1. PF Contest - Win "Conquering the Physics GRE" book! Click Here to Enter
    Dismiss Notice
Dismiss Notice
Join Physics Forums Today!
The friendliest, high quality science and math community on the planet! Everyone who loves science is here!

A Two spots with one laser beam in images

  1. Jun 8, 2017 #1
    Hello everyone. I have a question about Optics and I place here because I don't know if there are a specific thread.

    I am using a laser beam to calibrate position of several cameras. But instead of to have one spot in the image I have two spot. One of them is smaller of the other.
    I presume that the smaller one is some kind of reflection, maybe in the material, maybe in the optics of camera.

    The focal lenght of camera optics is 9mmm and resolution is 1600 pixels.

    Have someone any idea of the cause of this reflection?

    Have someone eperienced something similar?

    Thanks a lot in advance!
  2. jcsd
  3. Jun 8, 2017 #2
    I think we would need some more detail about the setup, and a photo of the spots would help.
  4. Jun 8, 2017 #3
    The laser is pointing to a painted metal surface and in parallel to laser and similar distance is located the camera. The resulting image of the camera have two laser spot. one es very big. The other spot is close to the first one and much smaller.

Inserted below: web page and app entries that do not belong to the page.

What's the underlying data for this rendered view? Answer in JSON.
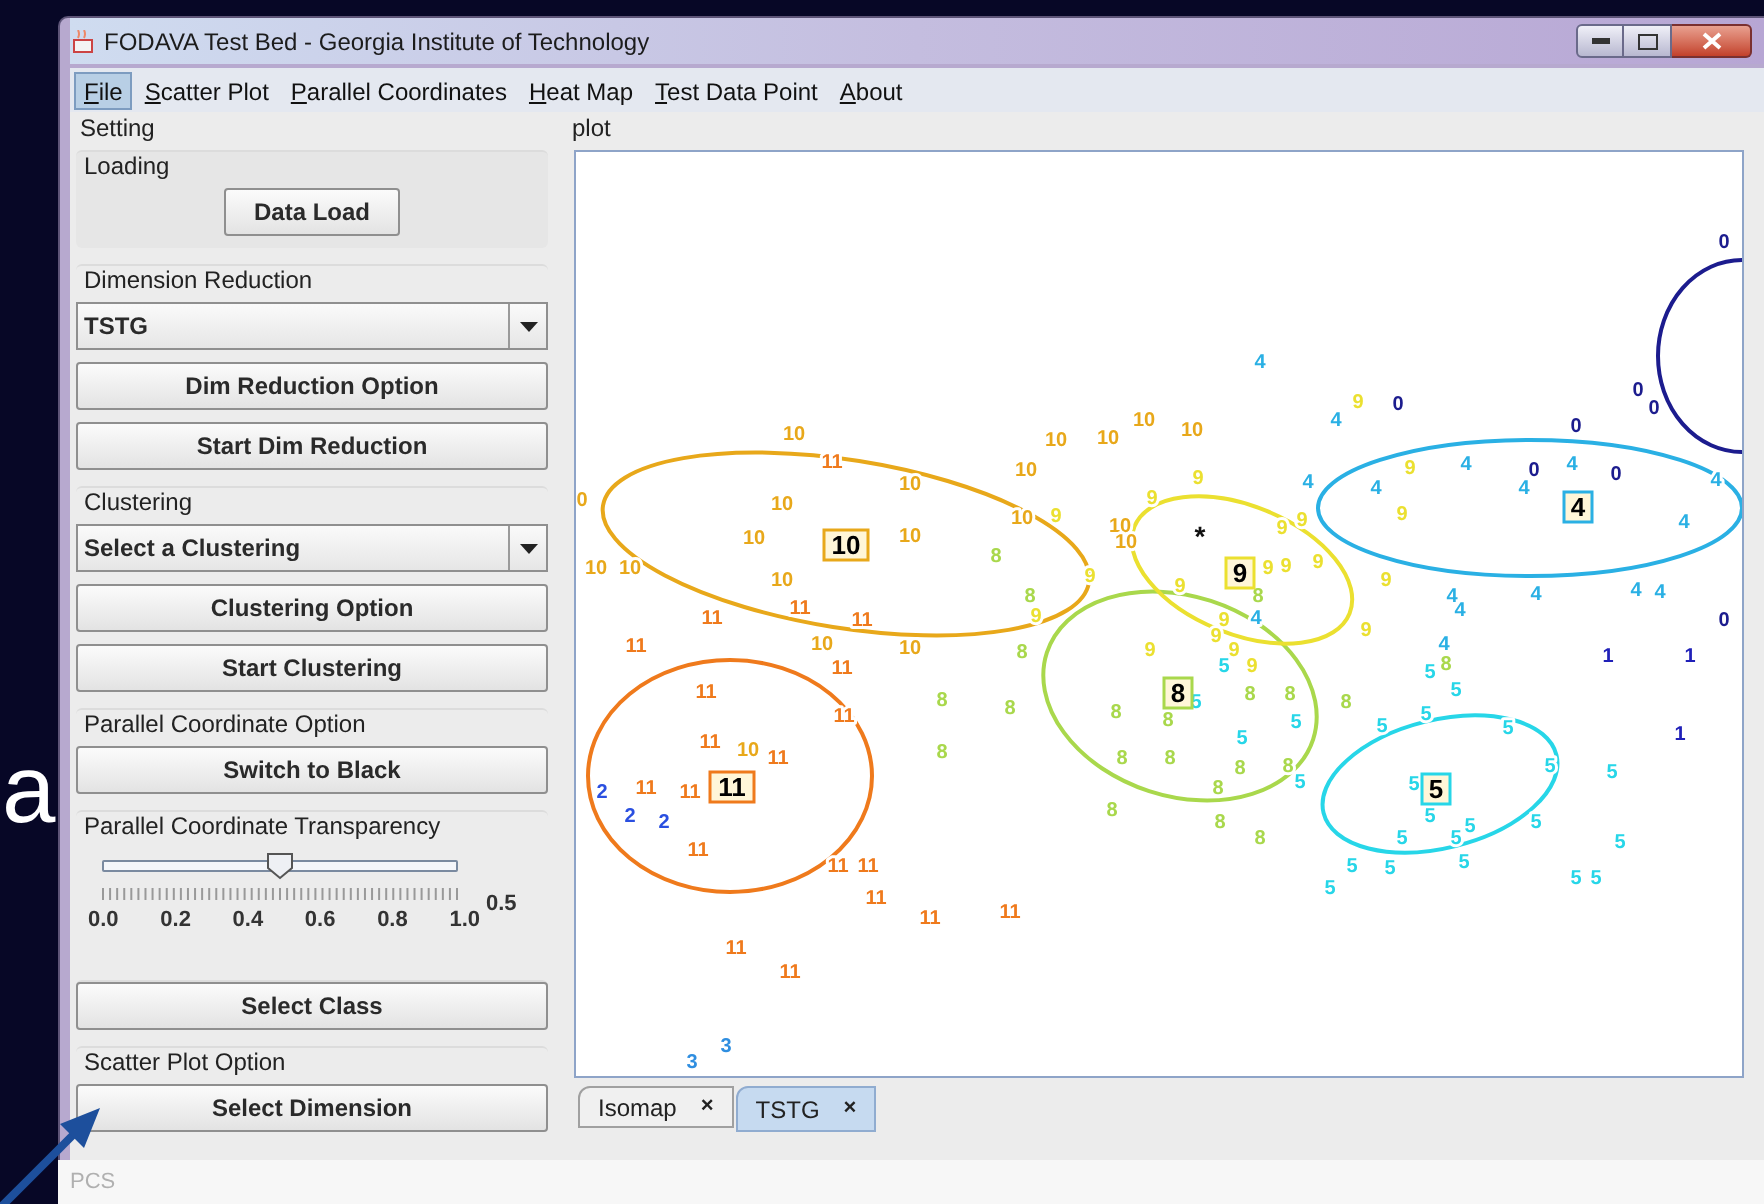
{
  "backdrop": {
    "slide_letter": "a",
    "footer_text": "PCS"
  },
  "window": {
    "title": "FODAVA Test Bed - Georgia Institute of Technology"
  },
  "menu": [
    {
      "label": "File",
      "selected": true
    },
    {
      "label": "Scatter Plot",
      "selected": false
    },
    {
      "label": "Parallel Coordinates",
      "selected": false
    },
    {
      "label": "Heat Map",
      "selected": false
    },
    {
      "label": "Test Data Point",
      "selected": false
    },
    {
      "label": "About",
      "selected": false
    }
  ],
  "settings": {
    "title": "Setting",
    "sections": [
      {
        "title": "Loading",
        "controls": [
          {
            "kind": "button",
            "label": "Data Load"
          }
        ]
      },
      {
        "title": "Dimension Reduction",
        "controls": [
          {
            "kind": "combo",
            "value": "TSTG"
          },
          {
            "kind": "button",
            "label": "Dim Reduction Option"
          },
          {
            "kind": "button",
            "label": "Start Dim Reduction"
          }
        ]
      },
      {
        "title": "Clustering",
        "controls": [
          {
            "kind": "combo",
            "value": "Select a Clustering"
          },
          {
            "kind": "button",
            "label": "Clustering Option"
          },
          {
            "kind": "button",
            "label": "Start Clustering"
          }
        ]
      },
      {
        "title": "Parallel Coordinate Option",
        "controls": [
          {
            "kind": "button",
            "label": "Switch to Black"
          }
        ]
      },
      {
        "title": "Parallel Coordinate Transparency",
        "controls": [
          {
            "kind": "slider",
            "level": 0.5,
            "reading": "0.5",
            "ticks": [
              "0.0",
              "0.2",
              "0.4",
              "0.6",
              "0.8",
              "1.0"
            ]
          }
        ]
      },
      {
        "controls": [
          {
            "kind": "button",
            "label": "Select Class"
          }
        ]
      },
      {
        "title": "Scatter Plot Option",
        "controls": [
          {
            "kind": "button",
            "label": "Select Dimension"
          }
        ]
      }
    ]
  },
  "plot": {
    "title": "plot",
    "marker": "*",
    "classes": [
      {
        "color": "#1c1c8e",
        "points": [
          "0",
          "0",
          "0",
          "0",
          "0",
          "0",
          "0",
          "0"
        ]
      },
      {
        "color": "#2020b8",
        "points": [
          "1",
          "1",
          "1"
        ]
      },
      {
        "color": "#2a4fe0",
        "points": [
          "2",
          "2",
          "2"
        ]
      },
      {
        "color": "#2f8ee0",
        "points": [
          "3",
          "3"
        ]
      },
      {
        "color": "#2ab0e4",
        "centroid": "4",
        "points": [
          "4",
          "4",
          "4",
          "4",
          "4",
          "4",
          "4",
          "4",
          "4",
          "4",
          "4",
          "4",
          "4",
          "4",
          "4",
          "4"
        ]
      },
      {
        "color": "#27d6e8",
        "centroid": "5",
        "points": [
          "5",
          "5",
          "5",
          "5",
          "5",
          "5",
          "5",
          "5",
          "5",
          "5",
          "5",
          "5",
          "5",
          "5",
          "5",
          "5",
          "5",
          "5",
          "5",
          "5",
          "5",
          "5",
          "5",
          "5",
          "5"
        ]
      },
      {
        "color": "#a9d84c",
        "centroid": "8",
        "points": [
          "8",
          "8",
          "8",
          "8",
          "8",
          "8",
          "8",
          "8",
          "8",
          "8",
          "8",
          "8",
          "8",
          "8",
          "8",
          "8",
          "8",
          "8",
          "8",
          "8",
          "8"
        ]
      },
      {
        "color": "#ebe030",
        "centroid": "9",
        "points": [
          "9",
          "9",
          "9",
          "9",
          "9",
          "9",
          "9",
          "9",
          "9",
          "9",
          "9",
          "9",
          "9",
          "9",
          "9",
          "9",
          "9",
          "9",
          "9",
          "9",
          "9"
        ]
      },
      {
        "color": "#e8a81a",
        "centroid": "10",
        "points": [
          "10",
          "10",
          "10",
          "10",
          "10",
          "10",
          "0",
          "10",
          "10",
          "10",
          "10",
          "10",
          "10",
          "10",
          "10",
          "10",
          "10",
          "10",
          "10",
          "10"
        ]
      },
      {
        "color": "#ef7a1c",
        "centroid": "11",
        "points": [
          "11",
          "11",
          "11",
          "11",
          "11",
          "11",
          "11",
          "11",
          "11",
          "11",
          "11",
          "11",
          "11",
          "11",
          "11",
          "11",
          "11",
          "11",
          "11",
          "11"
        ]
      }
    ],
    "tabs": [
      {
        "label": "Isomap",
        "close": "×",
        "selected": false
      },
      {
        "label": "TSTG",
        "close": "×",
        "selected": true
      }
    ]
  }
}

    Sorry, but I can't upload the image because i don't have a url to share. The images are stored in a local repository.

    Any explanation will be welcome. :-)
  5. Jun 8, 2017 #4


    User Avatar

    Staff: Mentor

    Do you see two spots with your naked eye too, or just in the camera image? It's probably just internal reflection inside your camera optics...

    Just make a screen shot of the image on your computer display and paste it into a JPG file using Microsoft Paint or something similar. We need to see the image tobe of more help.
  6. Jun 8, 2017 #5
    Thanks berkeman.

    Maybe, also I think that can be a reflexion in camera optics.

    Or a second reflexion in a deeper layer of the paint. The first layers of paint can have some index of transmission until the layer of a second reflexion.

    I can't reproduce the effect for the moment because I waiting for new lasers but I have the images of previous experiments in my computer. The problem is that I don't find the tool or button to add a picture in the message. Only to add a url.
  7. Jun 8, 2017 #6


    User Avatar

    Staff: Mentor

    Click the UPLOAD button to upload a picture to your post... :smile:
  8. Jun 8, 2017 #7
    Ah! Ok. I haven't seen that button :oops: :smile::smile::smile:

    That is the image. I need only the main spot of the laser but there are a secondary reflection... twolaserspot_onebeam.png
  9. Jun 8, 2017 #8


    User Avatar

    Staff: Mentor

    Do you have any pictures with the lights on? :smile:
  10. Jun 8, 2017 #9
    No. That is illumination that we are using. We only need the laser spot so only use environment lighting.
  11. Jun 8, 2017 #10
    Move the camera up and down and check if the distance between spots changes in the image. If there is some reflection from camera optics, the smaller (reflected spot) should jiggle randomly and disappear when your main laser beam hits the lens on optical axis. If you distance is almost constant and smaller spot does not jiggle, then it means the second spot is not caused by the camera :)
  12. Jun 8, 2017 #11
    Thanks Domullus. Great idea! I will try it. :wink:
  13. Jun 8, 2017 #12
    I don't think it is this since any reflection from the back of the paint would be diffuse and the second spot you're seeing is sharp. I agree that it's most likely ghosting flare in the camera lens. A coated lens will usually eliminate such artifacts unless the light source is very bright, as is the case here.
  14. Jun 8, 2017 #13


    User Avatar
    Science Advisor

    My guess is that it is a reflection between surfaces in the compound lens.
  15. Jun 9, 2017 #14
    Most often when I see two beams instead of one I check the mirrors in the beam deliverysystem. These maybe inserted upside down (coating side down). Mirrors have coatings only on one side and other side is substrate. If you are not careful you can easily mix the sides. When this happens you will get two reflection one from the coating (bright) and other from the substrate (weak). Flip the mirror and problem solved :)
  16. Jun 12, 2017 #15
    Thank you, Pixel. I think that this is the best solution. Using coated lens.

    Thank you, Domullus. But the only mirrors in the laser beam are inside the laser and I can't dismount it.
Know someone interested in this topic? Share this thread via Reddit, Google+, Twitter, or Facebook

Have something to add?
Draft saved Draft deleted

Similar Threads - spots laser beam Date
B Focal spot size limit?? Jun 19, 2016
Using lasers to create a luminous spot in transparent medium Nov 13, 2015
Voltage at a spot where the force on a charge is zero Feb 25, 2014
Laser spots Nov 22, 2009
Laser spots Mar 4, 2008